- Overall, 60 percent of alumni took out loans to pay for their education, but the proportions varied by program type, with 67 percent of full-time MBA alumni, 50 percent of executive MBA alumni, 48 percent of non-MBA specialized master’s alumni, and 47 percent of part-time MBA alumni taking out loans. Although more full-time MBA alumni have taken out loans compared with all other business school alumni, they also report the highest percentage of loan repayment and were least likely to express concern about their ability to repay their loans based on their current financial situation.
- Alumni continue to value their degrees highly, with 95 percent rating the value of their education good to outstanding. Top career outcomes driving the value of their education were: increasingly challenging and interesting work, developing managerial and technical expertise, being able to start their own business, and increased professional network.
- Using their leadership skills, thinking analytically, planning strategically, and solving problems are the key drivers of alumni job satisfaction.
CAREER SWITCHERS MADE UP NEARLY A THIRD OF THOSE SURVEYED
Overall, 31% of the class of 2012 was employed in an industry that differed from the industry they intended when they started business school, GMAC said. This is slightly lower than the 33 percent of class of 2011 alumni who changed industries. Class of 2012 respondents who switched industries indicated they were inspired to switch when they learned about opportunities in different industries while meeting with employers and recruiters (38%) or while enrolled in school (34%). Additionally, 35% sought jobs in different industries due to increased earning potential. Some alumni also were influenced through their networking efforts with peers (23%) and alumni (19%). Despite working in a different industry than the one planned, 82% of Class of 2012 alumni said the job they took fit the type of employment they were seeking.

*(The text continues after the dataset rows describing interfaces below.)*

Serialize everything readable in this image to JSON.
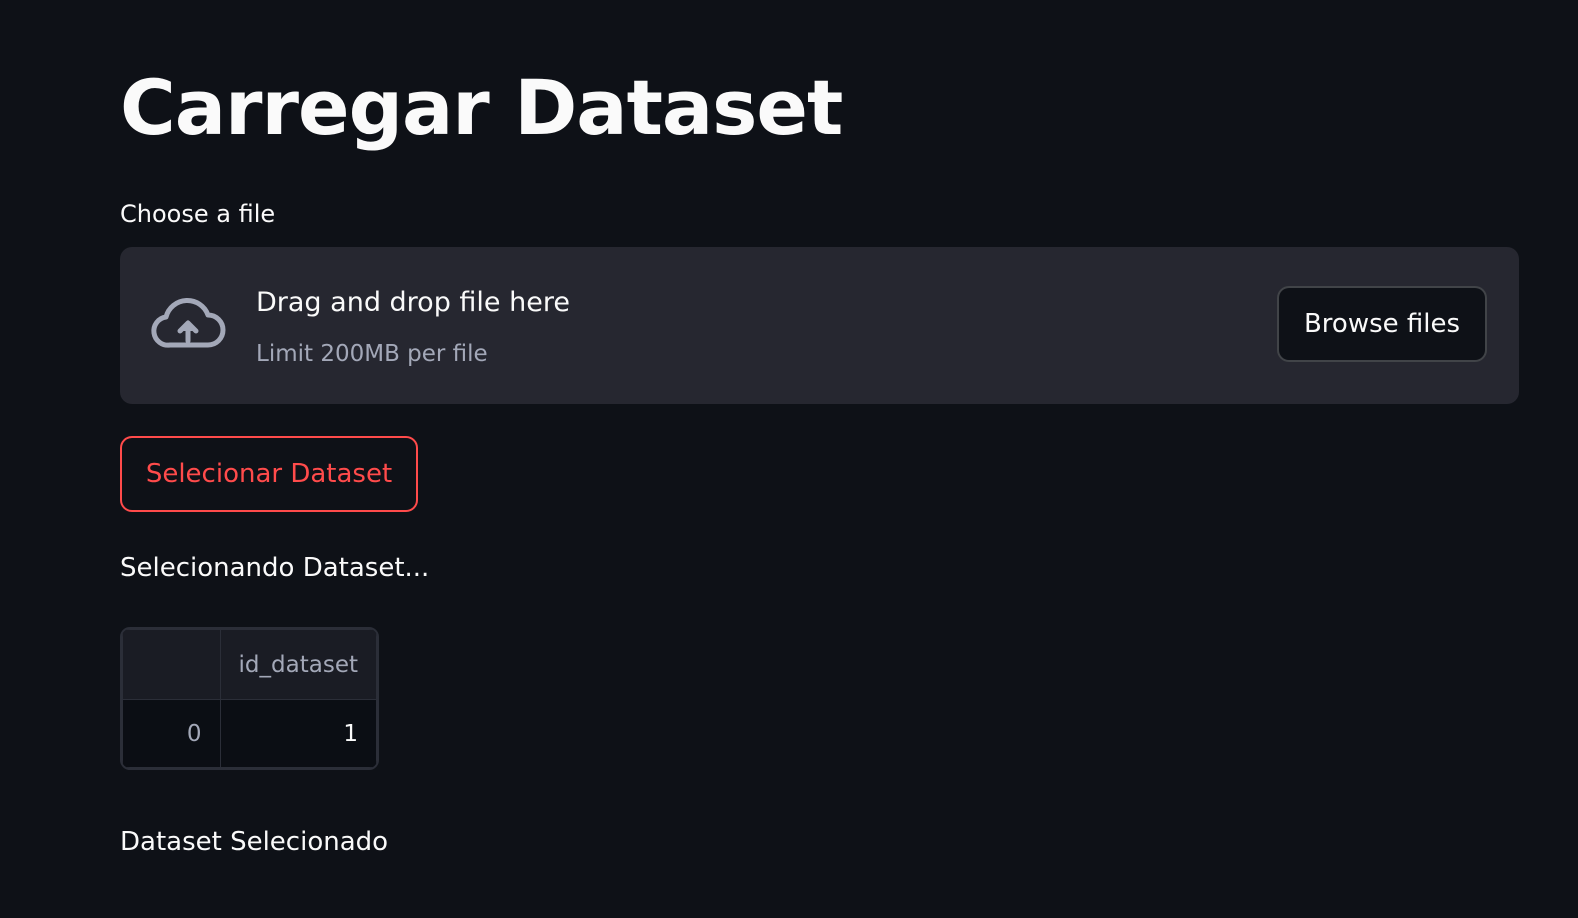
{
  "page": {
    "title": "Carregar Dataset"
  },
  "uploader": {
    "label": "Choose a file",
    "drop_title": "Drag and drop file here",
    "limit_text": "Limit 200MB per file",
    "browse_label": "Browse files",
    "icon": "cloud-upload-icon"
  },
  "select_button": {
    "label": "Selecionar Dataset",
    "color": "#ff4b4b"
  },
  "status": {
    "selecting": "Selecionando Dataset...",
    "selected": "Dataset Selecionado"
  },
  "dataframe": {
    "columns": [
      "",
      "id_dataset"
    ],
    "rows": [
      {
        "index": "0",
        "id_dataset": "1"
      }
    ]
  },
  "theme": {
    "background": "#0e1117",
    "surface": "#262730",
    "accent": "#ff4b4b"
  }
}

Two-thirds (65%) of the class of 2012 found employment in their intended job functions; only 35 percent were working in a job function they had not envisioned. Most of these alumni moved out of their original job functions into consulting roles. For example, 47 percent of alumni who planned to seek a marketing and sales position changed to consulting, and 50 percent of those intending to work in information and technology roles obtained a consulting position.